Applying for a job as a mid-career historian has its good sides. You have, of course, the job security, and this is a major difference. The gut-wrenching anxiety is, for most, less intense. You’re also more familiar with the process, having been on both sides of the table by this point. By now, the CV and cover letter go faster; you’ve got your main research pieces selected for sending in; thinking up new, engaging modules is second-nature since you’ve done it so many times now. Again, preparing for interview has also not changed so much, aside that you do it more efficiently (like most of your work, in fact); you do your research on the institution & department; you work on your ‘job talk’; you double check the time & date. A bigger difference is that this time you’re bringing in more of your personality. At all career stages, you need to be someone who they want to work with; but at this stage, there’s no re-inventing who you are or what you do.
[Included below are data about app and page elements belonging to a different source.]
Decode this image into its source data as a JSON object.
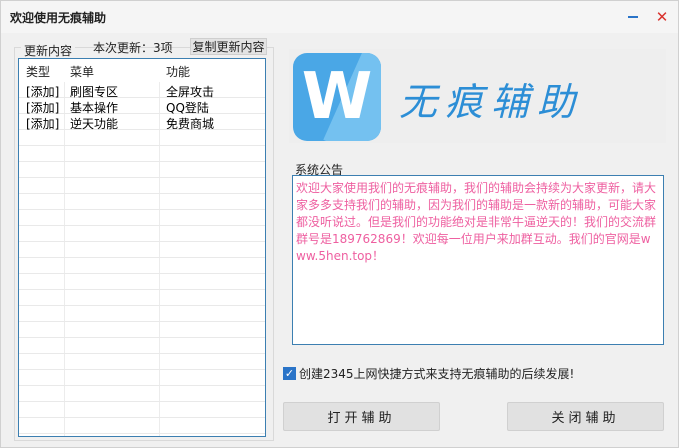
{
  "window": {
    "title": "欢迎使用无痕辅助",
    "minimize_icon": "minimize-icon",
    "close_icon": "close-icon",
    "close_glyph": "✕"
  },
  "updates": {
    "group_title": "更新内容",
    "count_text": "本次更新：3项",
    "copy_label": "复制更新内容",
    "columns": [
      "类型",
      "菜单",
      "功能"
    ],
    "rows": [
      [
        "[添加]",
        "刷图专区",
        "全屏攻击"
      ],
      [
        "[添加]",
        "基本操作",
        "QQ登陆"
      ],
      [
        "[添加]",
        "逆天功能",
        "免费商城"
      ]
    ]
  },
  "logo": {
    "letter": "W",
    "text": "无痕辅助",
    "accent": "#2c8ed6"
  },
  "notice": {
    "label": "系统公告",
    "text": "欢迎大家使用我们的无痕辅助，我们的辅助会持续为大家更新，请大家多多支持我们的辅助，因为我们的辅助是一款新的辅助，可能大家都没听说过。但是我们的功能绝对是非常牛逼逆天的！我们的交流群群号是189762869！欢迎每一位用户来加群互动。我们的官网是www.5hen.top！",
    "color": "#ee5fa0"
  },
  "shortcut": {
    "checked": true,
    "check_glyph": "✓",
    "label": "创建2345上网快捷方式来支持无痕辅助的后续发展!"
  },
  "actions": {
    "open_label": "打开辅助",
    "close_label": "关闭辅助"
  }
}
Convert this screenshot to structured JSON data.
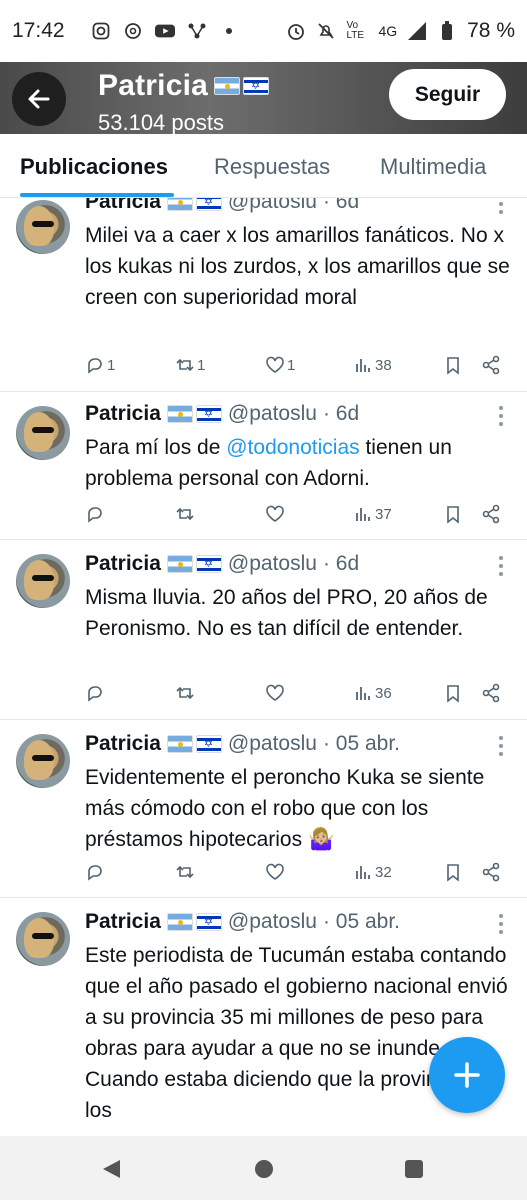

For me, the thing which has changed the most, perhaps, is my resilience. Unsurprisingly, this is largely because I already have a permanent job which brings me joy as well as a salary. But it is also because I am a bit wiser, which is always nice to realise. Even when I haven’t got invited for interview, I no longer see this as wasted time. Writing a cover letter takes less long, now, as does updating my CV, and both are a good way of taking stock of your career so far, of framing or re-framing your accomplishments and your future trajectory. Applying for jobs is also a good way for people (on the committee, but also your referees) to learn about what you’re up to. Finally, I take it less personally: institutions have specific posts that they want to fill, specific needs they want to meet. I see it as the job of the committee & institution in selecting a person for the job, rather than the job of the interviewee in convincing the committee.
Yes and no. No, because applying for an academic job will always have some common factors – e.g. make sure you read up on the institution and think about your ‘fit’ in terms of teaching and research. Yes, because hopefully (albeit not necessarily) you will be coming at a mid-career post application from a stronger employment position than when you were a precariously-employed ECR. At the very least, you have the benefit of experience – so you’ll have a stronger idea of what you are prepared to say ‘yes’ to in terms of teaching and research, and a well-honed radar of institutional ‘red flags’ to look out for in terms of burdensome administration, intrusive micro-management and empty corporate-speak.